Maybe the Merge was a sell-the-news event after all.
ETH has fallen just under 10% in the past 24 hours, while Bitcoin, the world’s largest cryptocurrency, has only dropped 2%. The DeFi Pulse Index (DPI), the largest index focused on DeFi, is down 6%.
Ether’s relatively large drop isn’t surprising considering an Aug. 8 report by Glassnode, which noted that both futures and options for ETH were in backwardation post-September.
Backwardation occurs when the spot price of an asset is above its price in the futures market and indicates that the majority of investors expect prices to drop.
Business As Usual
Still, veterans of the space are rejoicing in the Merge’s wake, which appears to have broadly gone off without a hitch.
Amir Bandeali, the co-founder of 0x Labs, told The Defiant that the 0x protocol encountered no issues post-Merge. 0x launched in 2017 and underpins the Matcha DEX aggregator, which has facilitated $49B in trading volume since inception, according to a Dune Analytics dashboard.
“As one of the earliest projects to launch on Ethereum, we’re ecstatic that the Merge was successful,” Bandeali said. “We look forward to seeing the ecosystem benefit from a stronger technical foundation and greater energy efficiency.”
ETH Borrow Rates Normalize
Borrow rates on DeFi lender Aave have returned to the 2% range after spiking to over 180% on Sep. 14 as traders positioned themselves ahead of the Merge to receive ETHPoW, the native asset of the Ethereum proof-of-work chain.

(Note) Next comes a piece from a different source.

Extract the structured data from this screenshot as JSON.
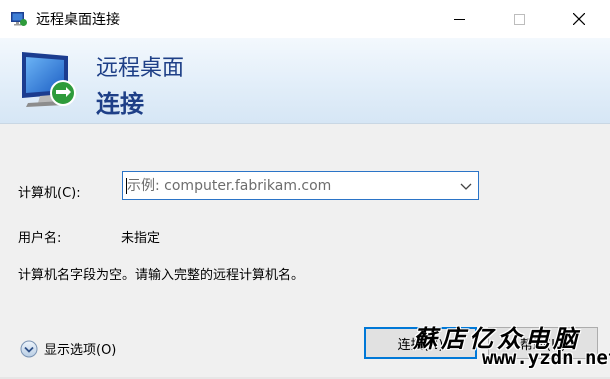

“[It’s] surprising how fast all the rates came down,” Pedro Negron, research analyst at Into The Block, a crypto analytics and research firm, told The Defiant.
The Ethereum proof-of-work chain is the result of the Merge, which left behind a blockchain running on Ethereum’s old consensus mechanism. Holders of ETH received ETHPoW equivalent to their ETH balance at the time of the Merge, leading to the rush to own as much of the digital asset as possible at the time of the upgrade.
Interest rates on Euler Finance, another lender with $253M in total value locked (TVL) according to DeFi Llama, also surged and fell with the rate of utilization. Lenders like Euler are designed to increase interest rates when demand for an asset is high, partially to incentivize repayment of outstanding loans.
Seraphim Czecker, head of risk at Euler Finance, told The Defiant that the protocol saw one user who had been borrowing and short-selling ETH against a wrapped staked ETH (stETH) position, withdraw $46M of stETH as interest rates on the platform skyrocketed.
It’s not clear whether the depositor withdrew because the interest rate, which hit 100% on ETH, was too high or because they simply wanted to get the ETHPoW airdrop.
Regardless, the depositor has since reentered the leveraged stETH position as ETH borrowing rates have dropped to 10% as of Sep. 15, according to Czecker.
stETH has moved further towards parity with ETH after the Merge, according to a Dune Analytics dashboard.
Trading volume in the ETH-stETH pool on Curve Finance, DeFi’s second-largest exchange with just over $5B in total value locked (TVL), hit a three-month high, according to Into The Block’s Negron.
Negron thinks a possible reason people are trading back into stETH is that, like Aave and Euler borrowers, they wanted vanilla ETH to get ETHPoW. Having achieved that, traders can move back into stETH positions to continue collecting proof-of-stake yield.
Additionally, staking yields are supposed to increase post-Merge, added Negron. This gives users another reason to hold stETH as opposed to ETH.
Plus, the successful Merge has somewhat reduced the uncertainty related to staking, which may also have made stETH more attractive relative to ETH.
Indeed, Mika Honkasalo, previously an investor at investment firm ParaFi Capital, thinks staking derivatives may usurp ETH as the primary asset in the DeFi and NFT ecosystems.
In all, the Merge has caused some predictable reshuffling in DeFi, but those changes largely appear to be a return to normalcy after the rush for ETHPoW came to an end.
And more importantly, nothing appears to have broken.
“It was not as crazy as we expected,” Czecker said. “That’s good though.”